  33. ^ "Dorm Residence Handbook and FAQ". Burman University. Retrieved 22 April 2018.
  34. ^ "Campus Alberta Quality Council: About Us". caqc.alberta.ca. Government of Alberta. Retrieved 22 April 2018.
  35. ^ "Graduation 2017". Burman University. Retrieved 22 April 2018.
  36. ^ a b c d e f "Academic Program Requirements" (PDF). Burman University. Retrieved 22 April 2018.
  37. ^ "Programs: Education". Burman University. Retrieved 22 April 2018.
  38. ^ "Programs: Business". Burman University. Retrieved 22 April 2018.
  39. ^ "Red Deer College: Program and Course Guide" (PDF). Red Deer College. Retrieved 22 April 2018.
  40. ^ "CHCS Handbook" (PDF). College Heights Christian School. Retrieved 22 April 2018.
  41. ^ a b c "2017-18 Student Handbook" (PDF). Burman University. Retrieved 22 April 2018.
  42. ^ "Burman University". study.alberta.ca. Government of Alberta. Retrieved 22 April 2018.
  43. ^ "Campus Ministries". Burman University. Retrieved 22 April 2018.

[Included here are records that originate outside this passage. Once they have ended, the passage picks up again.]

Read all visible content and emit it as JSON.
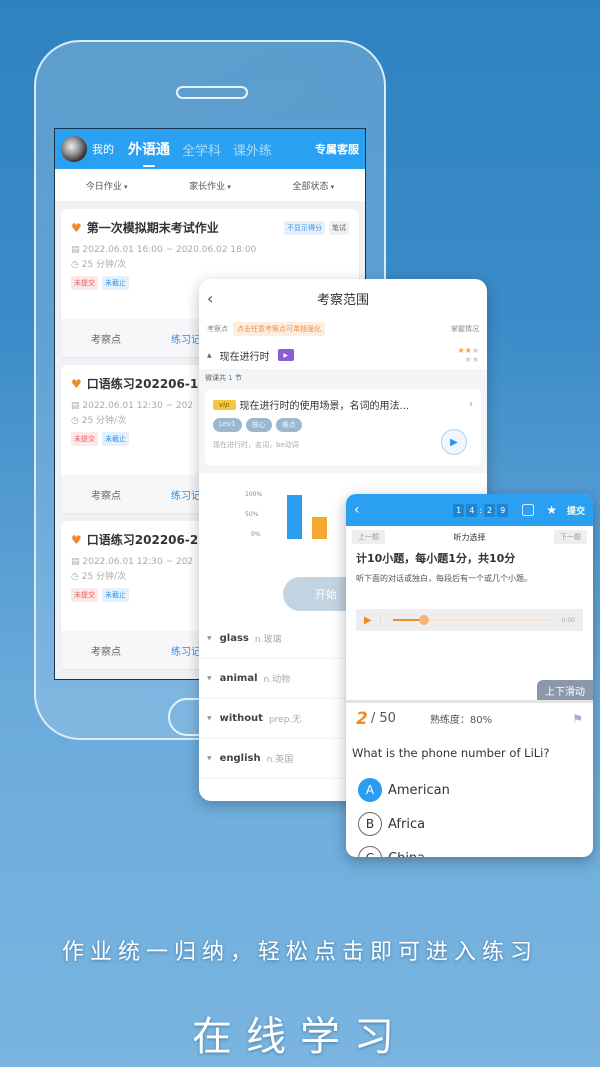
{
  "phone1": {
    "topbar": {
      "me": "我的",
      "tabs": [
        "外语通",
        "全学科",
        "课外练"
      ],
      "active_tab": 0,
      "service": "专属客服"
    },
    "filters": [
      "今日作业",
      "家长作业",
      "全部状态"
    ],
    "cards": [
      {
        "title": "第一次模拟期末考试作业",
        "tags": [
          "不显示得分",
          "笔试"
        ],
        "date": "2022.06.01 16:00 ~ 2020.06.02 18:00",
        "duration": "25 分钟/次",
        "badges": [
          "未提交",
          "未截止"
        ],
        "footer": [
          "考察点",
          "练习记"
        ]
      },
      {
        "title": "口语练习202206-1",
        "date": "2022.06.01 12:30 ~ 202",
        "duration": "25 分钟/次",
        "badges": [
          "未提交",
          "未截止"
        ],
        "footer": [
          "考察点",
          "练习记"
        ]
      },
      {
        "title": "口语练习202206-2",
        "date": "2022.06.01 12:30 ~ 202",
        "duration": "25 分钟/次",
        "badges": [
          "未提交",
          "未截止"
        ],
        "footer": [
          "考察点",
          "练习记"
        ]
      }
    ]
  },
  "panel2": {
    "title": "考察范围",
    "label": "考察点",
    "hint": "点击任意考察点可单独强化",
    "mastery": "掌握情况",
    "topic": "现在进行时",
    "stars": {
      "filled": 2,
      "total": 5
    },
    "course_count_prefix": "微课共",
    "course_count": "1",
    "course_count_suffix": "节",
    "course": {
      "vip": "vip",
      "title": "现在进行时的使用场景，名词的用法...",
      "pills": [
        "Lev1",
        "核心",
        "难点"
      ],
      "keywords": "现在进行时，名词，be动词"
    },
    "chart_labels": [
      "100%",
      "50%",
      "0%"
    ],
    "chart_values": [
      1.0,
      0.5
    ],
    "start_button": "开始",
    "words": [
      {
        "word": "glass",
        "meaning": "n.玻璃"
      },
      {
        "word": "animal",
        "meaning": "n.动物"
      },
      {
        "word": "without",
        "meaning": "prep.无"
      },
      {
        "word": "english",
        "meaning": "n.英国"
      }
    ]
  },
  "panel3": {
    "timer": [
      "1",
      "4",
      "2",
      "9"
    ],
    "submit": "提交",
    "prev": "上一题",
    "next": "下一题",
    "section": "听力选择",
    "q_summary": "计10小题，每小题1分，共10分",
    "q_instruction": "听下面的对话或独白，每段后有一个或几个小题。",
    "audio_time": "0:00",
    "audio_progress": 0.2,
    "slide_hint": "上下滑动",
    "current": "2",
    "total": "/ 50",
    "proficiency": "熟练度：80%",
    "question": "What is the phone number of LiLi?",
    "options": [
      {
        "key": "A",
        "text": "American",
        "selected": true
      },
      {
        "key": "B",
        "text": "Africa",
        "selected": false
      },
      {
        "key": "C",
        "text": "China",
        "selected": false
      }
    ]
  },
  "captions": {
    "subtitle": "作业统一归纳，轻松点击即可进入练习",
    "title": "在线学习"
  }
}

  44. ^ McCarty, Jacqui. "University students find rewards and challenges during mission trip to Bolivia". A Better World Canada. Retrieved 22 April 2018.
  45. ^ "Acronaires Homeshow 2017". Burman University. Retrieved 22 April 2018.
  46. ^ "Athletics". Burman University. Retrieved 22 April 2018.
  47. ^ Barrett, Ashli. "Burman University shoots for ACAC". lacombeglobe.com. Postmedia. Retrieved 22 April 2018.
  48. ^ Barrett, Ashli. "Burman University rejected from ACAC". lacombeglobe.com. Postmedia. Retrieved 22 April 2018.
  49. ^ "Wendolin Pazitka-Munroe". International Adventist Musicians Association. Retrieved 22 April 2018.
  50. ^ "Choral Union". old.burmanu.ca. Retrieved 22 April 2018.
  51. ^ "Renowned choir to perform in Vernon". vernonmorningstar.com. Retrieved 22 April 2018.
  52. ^ "Choir Performs Requiem" (PDF). Canadian Adventist Messenger. 63 (5): 18. May 1994. Retrieved 18 August 2018. This article describes the time when John Rutter conducted the CUC singers at Carnegie Hall, for a performance of his Requiem.
  53. ^ "Music Performance Ensembles". old.burmanu.ca. Retrieved 22 April 2018.
  54. ^ "Cristian Neacsu". Burman University. Retrieved 22 April 2018.
  55. ^ "Sunday at 4". Burman University. Retrieved 22 April 2018.

External links[edit]